═════ DATASET RECORDS

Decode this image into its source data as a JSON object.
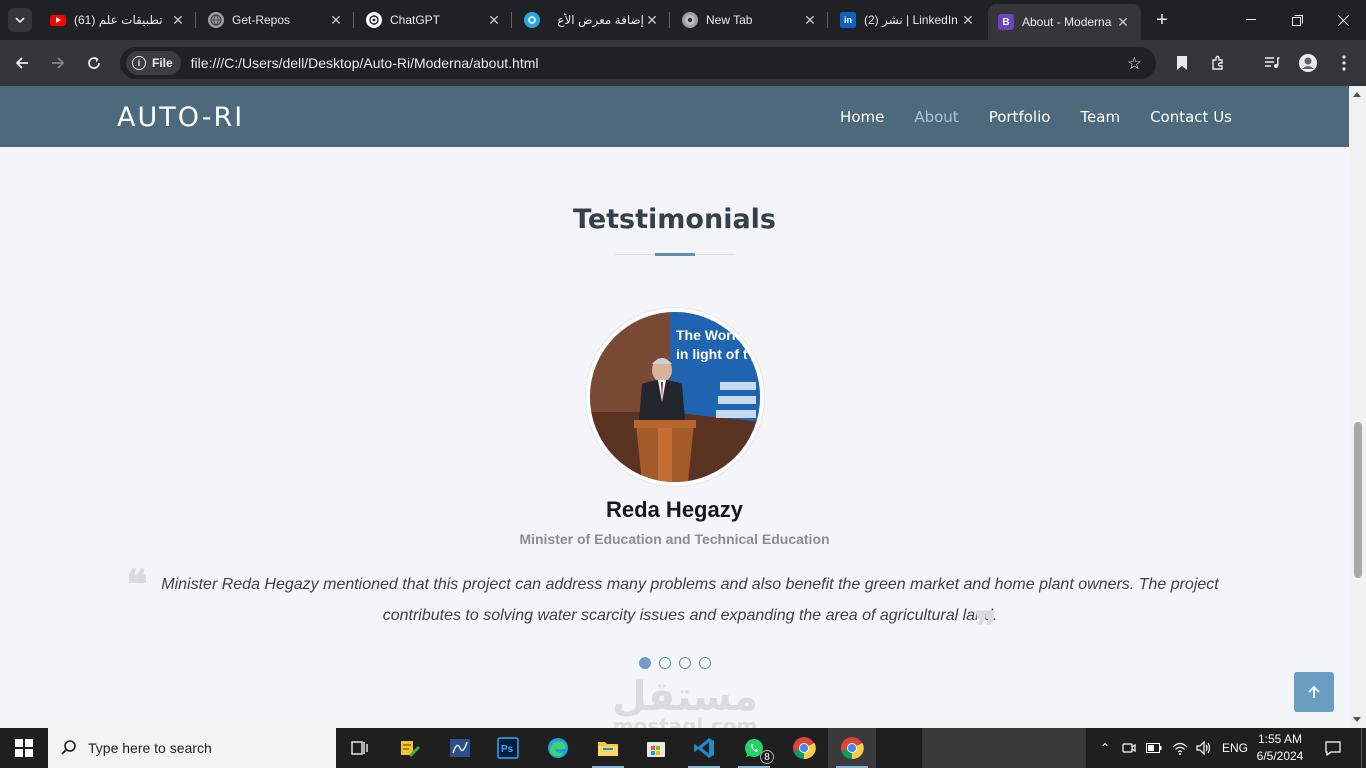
{
  "browser": {
    "tabs": [
      {
        "title": "(61) تطبيقات علم",
        "icon": "youtube-icon"
      },
      {
        "title": "Get-Repos",
        "icon": "globe-icon"
      },
      {
        "title": "ChatGPT",
        "icon": "chatgpt-icon"
      },
      {
        "title": "إضافة معرض الأع",
        "icon": "mostaql-icon"
      },
      {
        "title": "New Tab",
        "icon": "chrome-icon"
      },
      {
        "title": "(2) نشر | LinkedIn",
        "icon": "linkedin-icon"
      },
      {
        "title": "About - Moderna",
        "icon": "bootstrap-icon",
        "active": true
      }
    ],
    "new_tab_symbol": "+",
    "address": {
      "chip_label": "File",
      "url": "file:///C:/Users/dell/Desktop/Auto-Ri/Moderna/about.html"
    }
  },
  "site": {
    "logo": "AUTO-RI",
    "menu": [
      "Home",
      "About",
      "Portfolio",
      "Team",
      "Contact Us"
    ],
    "current_menu": "About"
  },
  "testimonials": {
    "title": "Tetstimonials",
    "name": "Reda Hegazy",
    "role": "Minister of Education and Technical Education",
    "quote": "Minister Reda Hegazy mentioned that this project can address many problems and also benefit the green market and home plant owners. The project contributes to solving water scarcity issues and expanding the area of agricultural land.",
    "photo_banner_lines": [
      "The Work",
      "in light of t"
    ],
    "slides_total": 4,
    "active_slide": 1
  },
  "watermark": {
    "main": "مستقل",
    "sub": "mostaql.com"
  },
  "taskbar": {
    "search_placeholder": "Type here to search",
    "whatsapp_badge": "8",
    "language": "ENG",
    "time": "1:55 AM",
    "date": "6/5/2024"
  },
  "colors": {
    "site_nav": "#4c6a7b",
    "accent": "#5f8fb1",
    "back_to_top": "#6a9ec0"
  }
}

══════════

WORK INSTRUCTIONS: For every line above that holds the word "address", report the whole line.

SOLUTION:
    "address": {
    "quote": "Minister Reda Hegazy mentioned that this project can address many problems and also benefit the green market and home plant owners. The project contributes to solving water scarcity issues and expanding the area of agricultural land.",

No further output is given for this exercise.